### Word Clouds in Different Shapes

For this next example, you will need two other Python modules installed, 
if you do not already have them:

pip install PIL
pip install numpy

The PIL module is used primarily for image processing, while numpy is used for various mathematical applications. The following example is inspired by the
examples page on the wordcloud website.

First off, we will import all of the necessary modules required for this example.

import numpy as np
from PIL import Image
from os import path

import nltk
import matplotlib.pyplot as plt
from wordcloud import WordCloud

Notice that we already imported some of these modules in an earlier part of this tutorial. We are placing them here redundantly so as to make the following example as self-contained as possible.

Now, read in the George Washington image as a numpy array. The source of the image can be found here. The entire example is provided below:

img = Image.open(path.join(path.dirname(__file__), 
mask = np.array(img)

text = nltk.corpus.inaugural.raw('1789-Washington.txt')

wc = WordCloud(max_words=1000, mask=mask).generate(text)


plt.title("Default colors")

In essence, we first read in the George Washington image into the img variable by telling Python where the image is located on our machine. Next, we create a mask variable, that is, a numerical representation of the image. We pass this numeric representation to the WordCloud function and plot as we have done so in the earlier portion of this tutorial. The resulting word cloud should look like this:

Word cloud in the form of George Washington.


That wraps up this tutorial on natural language processing in Python.

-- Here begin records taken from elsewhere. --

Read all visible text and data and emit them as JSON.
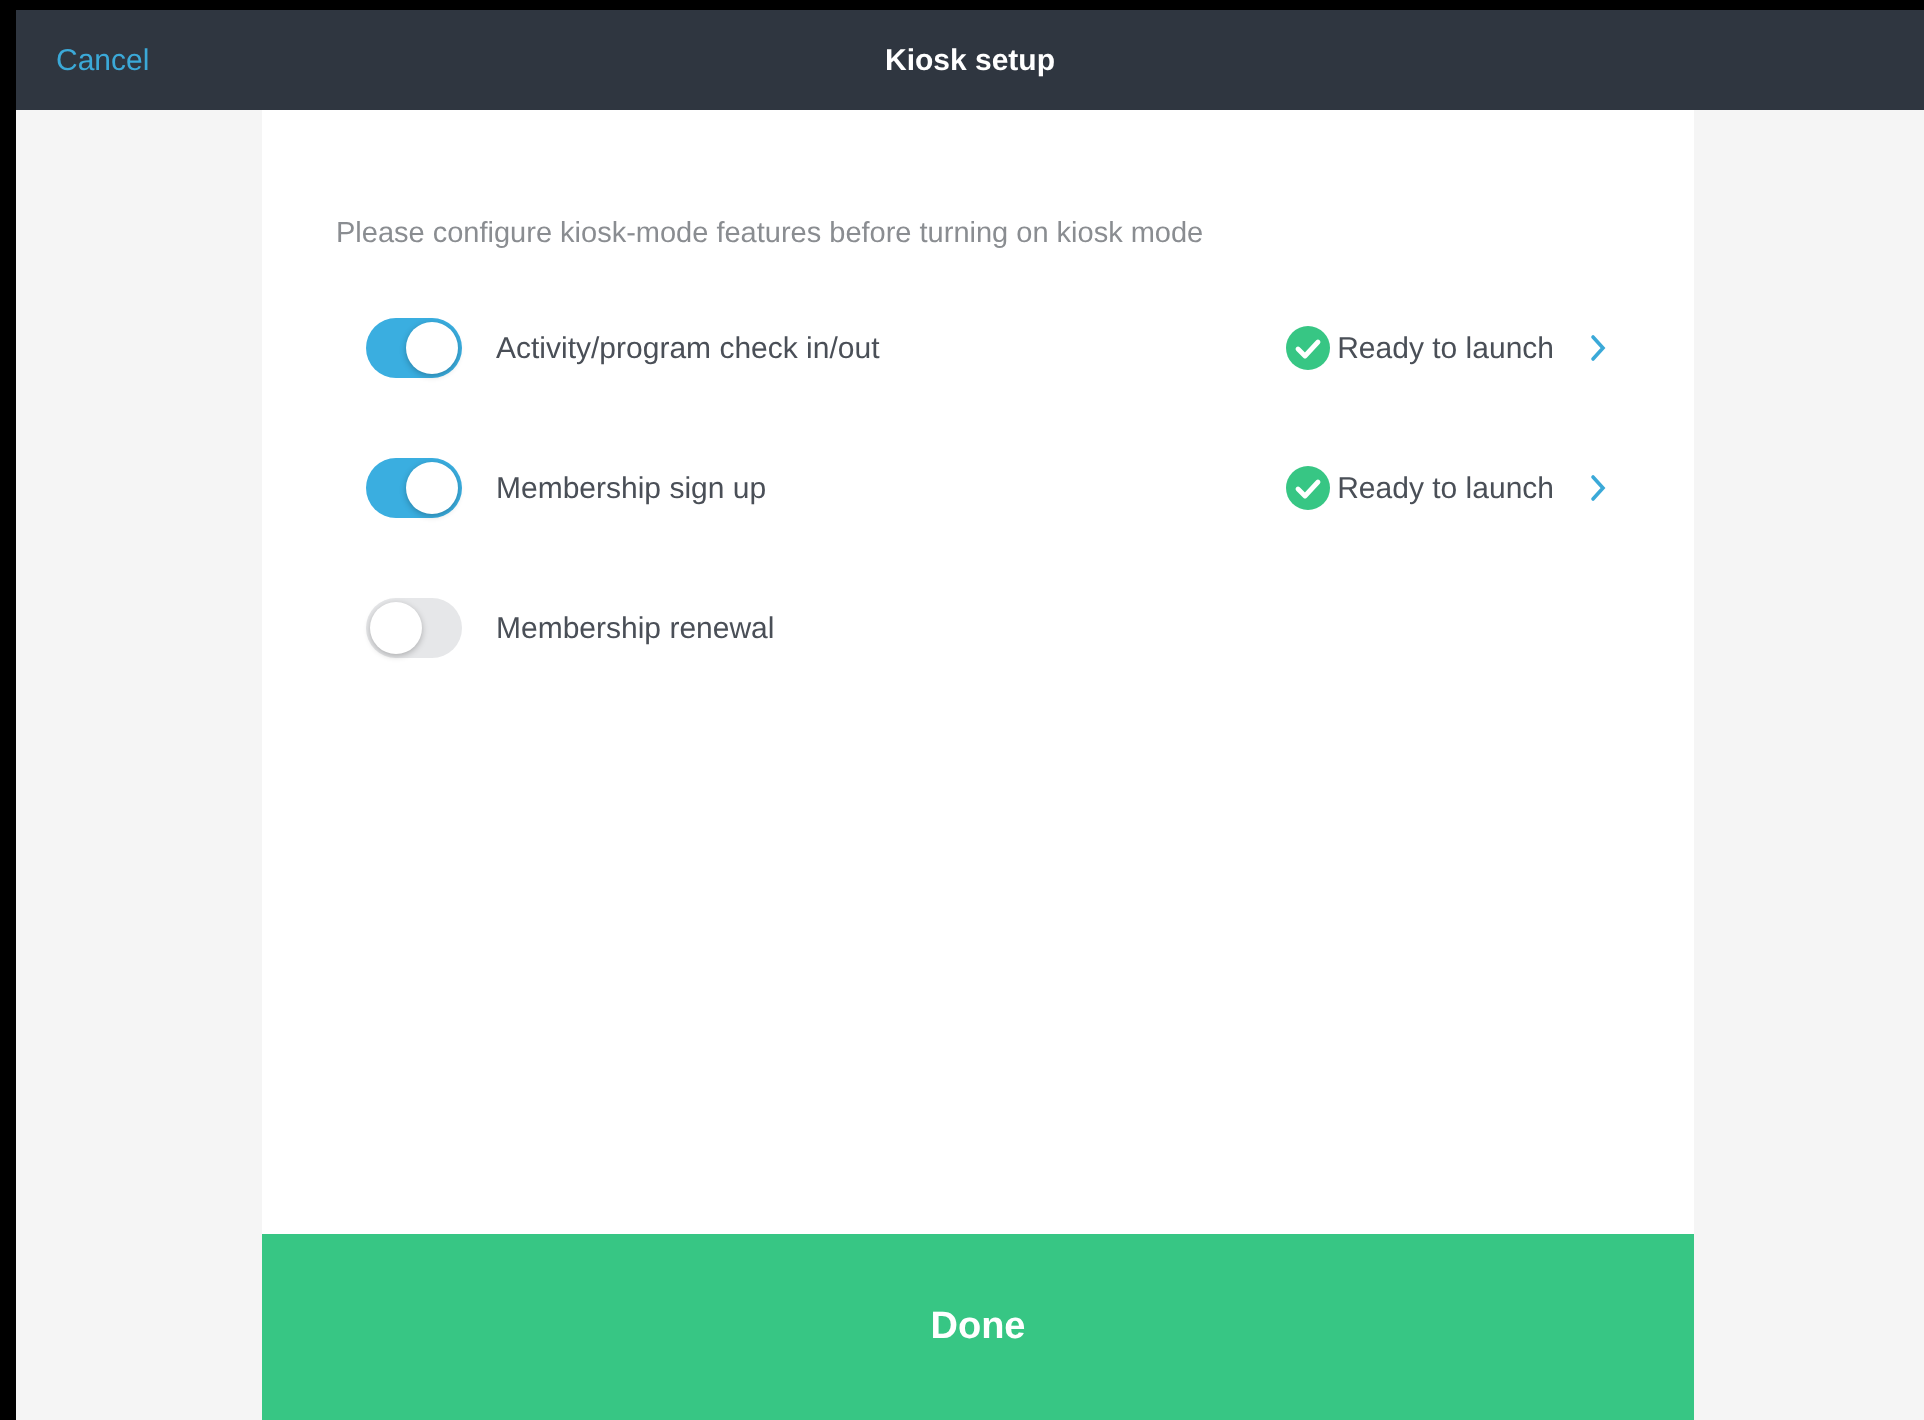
{
  "header": {
    "cancel": "Cancel",
    "title": "Kiosk setup"
  },
  "intro": "Please configure kiosk-mode features before turning on kiosk mode",
  "features": [
    {
      "label": "Activity/program check in/out",
      "on": true,
      "status": "Ready to launch"
    },
    {
      "label": "Membership sign up",
      "on": true,
      "status": "Ready to launch"
    },
    {
      "label": "Membership renewal",
      "on": false
    }
  ],
  "done": "Done"
}
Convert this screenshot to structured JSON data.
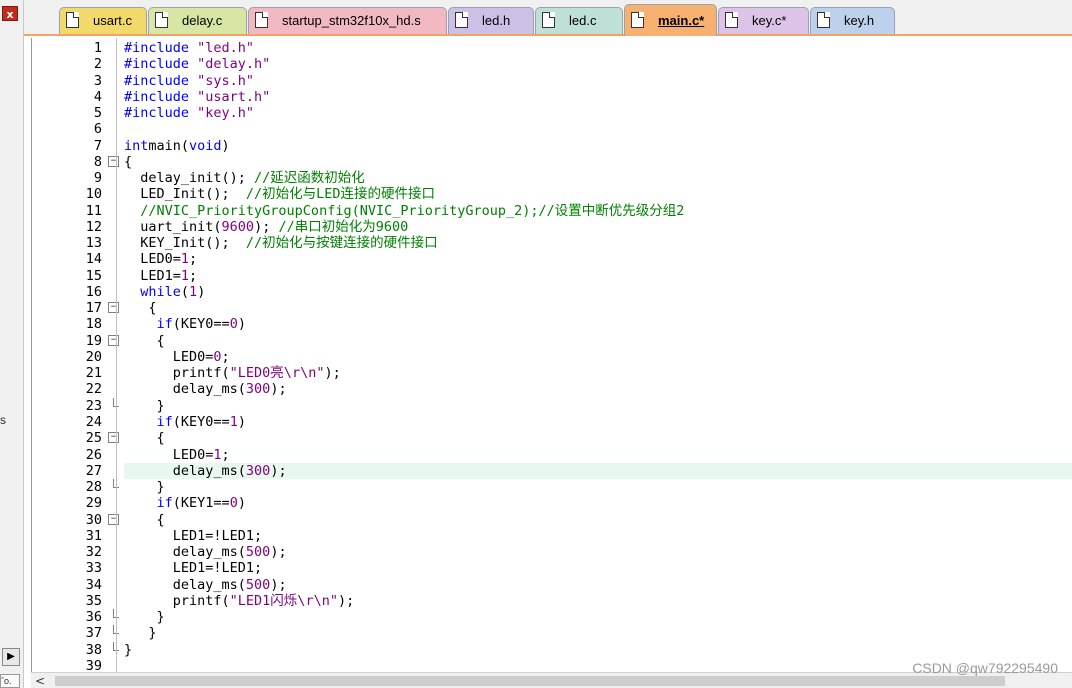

In the next tutorial, we will go over the WordNet resource.

Part 4 of Natural Language Processing in Python

Table of Contents of this tutorial: